Calculus: Early Transcendentals 8th Edition

Published by Cengage Learning
ISBN 10: 1285741552
ISBN 13: 978-1-28574-155-0

Chapter 4 - Section 4.1 - Maximum and Minimum Values - 4.1 Exercises - Page 283: 35


$c=0$ and $c=2$ are critical numbers of $g$.

Work Step by Step

How to find the critical numbers of a function according to definition 1) Find all numbers of $c$ satisfying whether $f'(c)=0$ or $f'(c)$ does not exist. 2) See that all the $c$ we get lie in the domain of $f$ $(D_f)$ or not. - If $c$ lies in $D_f$, $c$ is a critical number of $f$. - If $c$ does not lie in $D_f$, $c$ is not a critical number of $f$. $$g(y)=\frac{y-1}{y^2-y+1}$$ We see that $y^2-y+1\neq0$ for all values of $y$, so the denominator here cannot be $0$. Therefore, $$D_g=R$$ 1) Now, we find $g'(y)$ $$g'(y)=\frac{1(y^2-y+1)-(2y-1)(y-1)}{(y^2-y+1)^2}$$ $$g'(y)=\frac{y^2-y+1-2y^2+2y+y-1}{(y^2-y+1)^2}$$ $$g'(y)=\frac{-y^2+2y}{(y^2-y+1)^2}$$ - First, $$g'(c)=0$$ $$-c^2+2c=0$$ $$-c(c-2)=0$$ $$c=0\hspace{0.5cm}or\hspace{0.5cm}c=2$$ There are no values of $c$ that makes $g'(c)$ not exist, for $(c^2-c+1)^2$ cannot equal $0$. 2) Examine whether $c$ lies in $D_g$ or not. We see that both $c=0$ and $c=2\in R$, so both lie in $D_g$. We conclude that $c=0$ and $c=2$ are critical numbers of $g$.
Update this answer!

You can help us out by revising, improving and updating this answer.

Update this answer

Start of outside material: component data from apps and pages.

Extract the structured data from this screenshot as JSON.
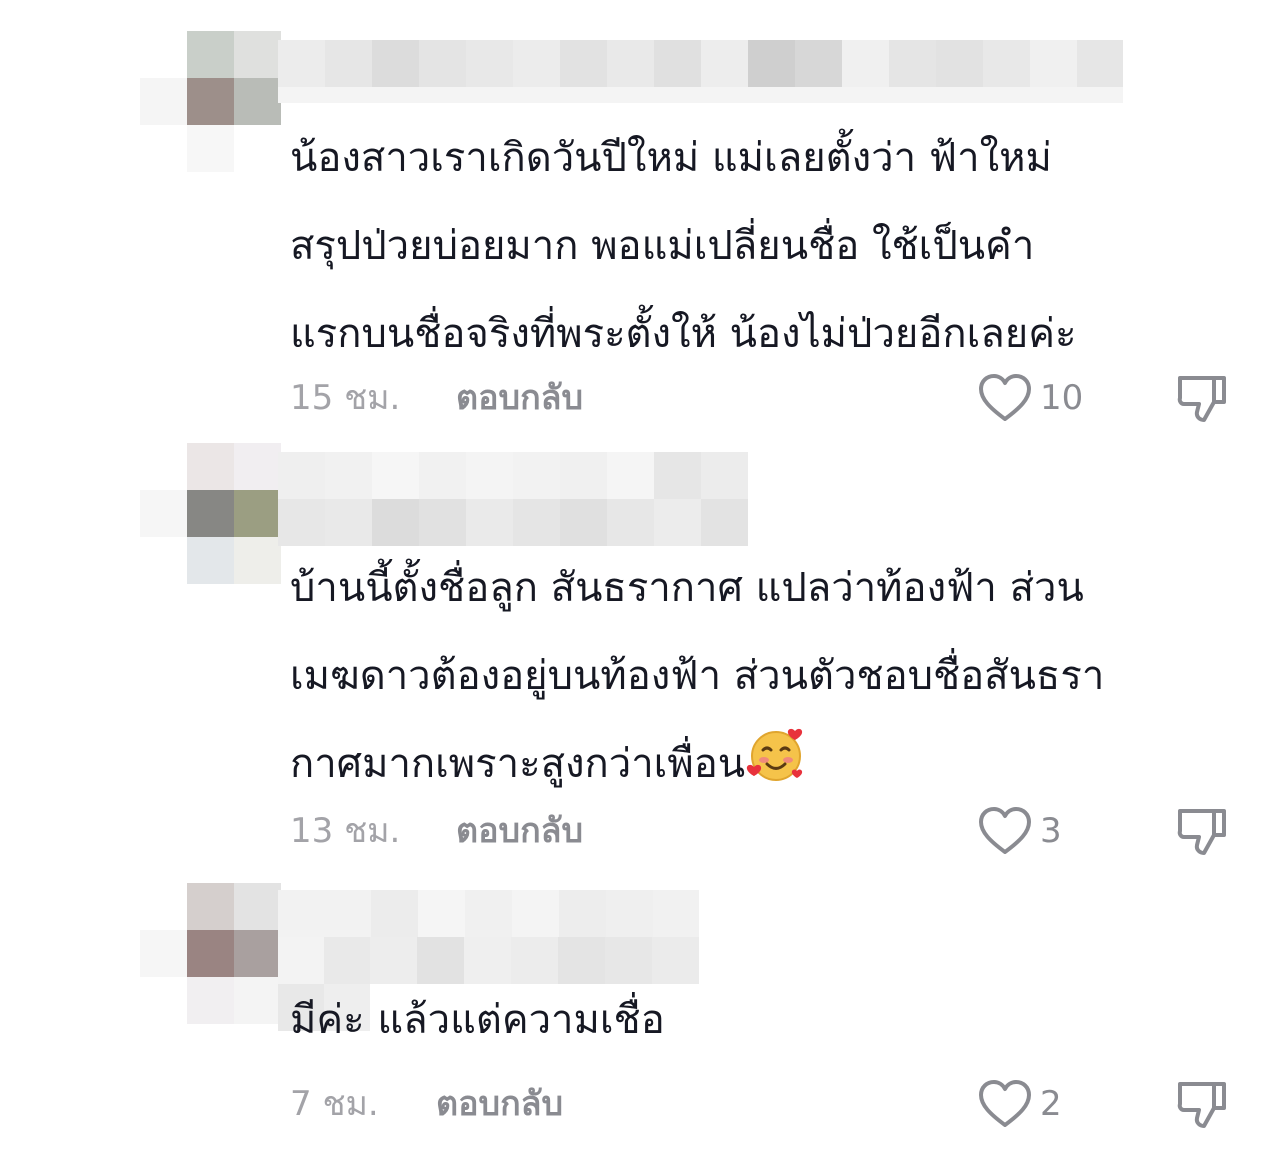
{
  "comments": [
    {
      "text": "น้องสาวเราเกิดวันปีใหม่ แม่เลยตั้งว่า ฟ้าใหม่\nสรุปป่วยบ่อยมาก พอแม่เปลี่ยนชื่อ ใช้เป็นคำ\nแรกบนชื่อจริงที่พระตั้งให้ น้องไม่ป่วยอีกเลยค่ะ",
      "time": "15 ชม.",
      "reply_label": "ตอบกลับ",
      "likes": "10",
      "emoji": ""
    },
    {
      "text": "บ้านนี้ตั้งชื่อลูก สันธรากาศ แปลว่าท้องฟ้า ส่วน\nเมฆดาวต้องอยู่บนท้องฟ้า ส่วนตัวชอบชื่อสันธรา\nกาศมากเพราะสูงกว่าเพื่อน",
      "time": "13 ชม.",
      "reply_label": "ตอบกลับ",
      "likes": "3",
      "emoji": "smiling-face-with-hearts"
    },
    {
      "text": "มีค่ะ แล้วแต่ความเชื่อ",
      "time": "7 ชม.",
      "reply_label": "ตอบกลับ",
      "likes": "2",
      "emoji": ""
    }
  ],
  "colors": {
    "text": "#161823",
    "meta": "#a3a3a8",
    "icon": "#8a8b91"
  }
}
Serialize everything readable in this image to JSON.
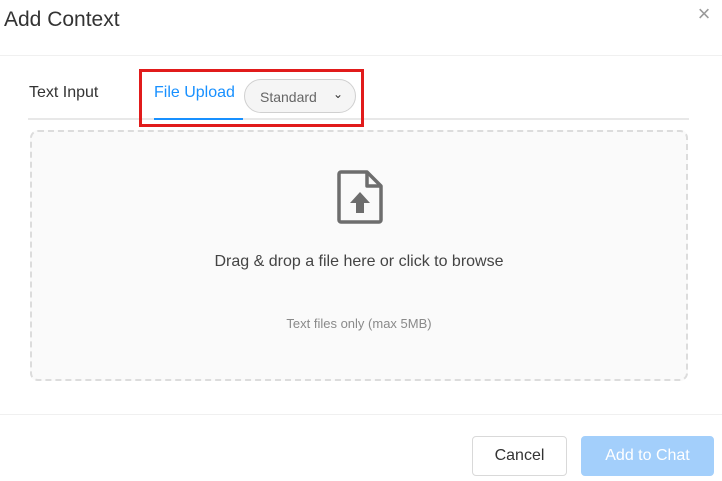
{
  "dialog": {
    "title": "Add Context",
    "close_icon": "close-icon",
    "close_glyph": "×"
  },
  "tabs": [
    {
      "label": "Text Input",
      "active": false
    },
    {
      "label": "File Upload",
      "active": true
    }
  ],
  "mode_select": {
    "selected": "Standard",
    "chevron_icon": "chevron-down-icon",
    "chevron_glyph": "⌄"
  },
  "dropzone": {
    "icon": "file-upload-icon",
    "main_text": "Drag & drop a file here or click to browse",
    "sub_text": "Text files only (max 5MB)"
  },
  "footer": {
    "cancel_label": "Cancel",
    "add_label": "Add to Chat",
    "add_disabled": true
  },
  "colors": {
    "accent": "#1890ff",
    "highlight": "#e11b1b",
    "add_button_disabled": "#a3cffb"
  }
}
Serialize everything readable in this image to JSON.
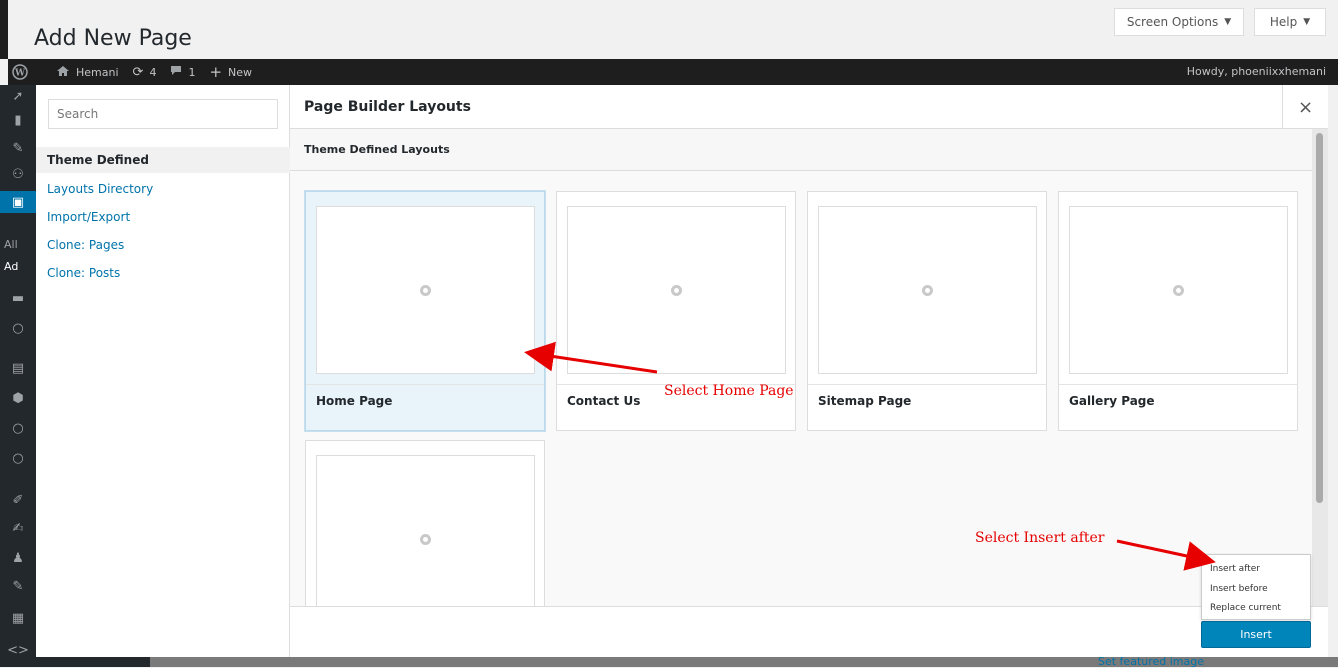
{
  "wp": {
    "page_title": "Add New Page",
    "screen_options_label": "Screen Options",
    "help_label": "Help",
    "admin_bar": {
      "site_name": "Hemani",
      "updates_count": "4",
      "comments_count": "1",
      "new_label": "New",
      "howdy": "Howdy, phoeniixxhemani"
    },
    "menu_text_all": "All",
    "menu_text_add": "Ad",
    "featured_link": "Set featured image"
  },
  "modal": {
    "title": "Page Builder Layouts",
    "close_icon": "×",
    "search_placeholder": "Search",
    "nav": [
      {
        "label": "Theme Defined"
      },
      {
        "label": "Layouts Directory"
      },
      {
        "label": "Import/Export"
      },
      {
        "label": "Clone: Pages"
      },
      {
        "label": "Clone: Posts"
      }
    ],
    "section_title": "Theme Defined Layouts",
    "layouts": [
      {
        "title": "Home Page"
      },
      {
        "title": "Contact Us"
      },
      {
        "title": "Sitemap Page"
      },
      {
        "title": "Gallery Page"
      },
      {
        "title": ""
      }
    ],
    "dropdown": [
      {
        "label": "Insert after"
      },
      {
        "label": "Insert before"
      },
      {
        "label": "Replace current"
      }
    ],
    "insert_label": "Insert"
  },
  "annotations": {
    "select_home": "Select Home Page",
    "select_insert": "Select Insert after",
    "color": "#e60000"
  },
  "colors": {
    "primary": "#0085ba",
    "link": "#0073aa",
    "admin_bar": "#1e1e1e"
  }
}
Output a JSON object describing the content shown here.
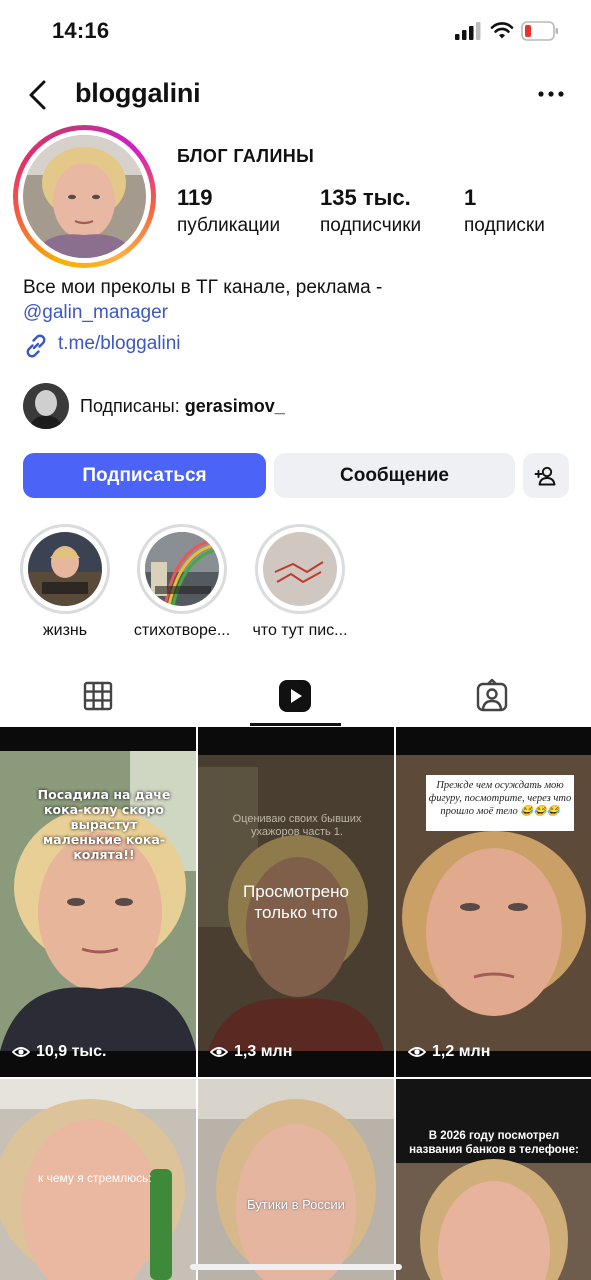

After you claim an answer you’ll have 24 hours to send in a draft. An editor will review the submission and either publish your submission or provide feedback.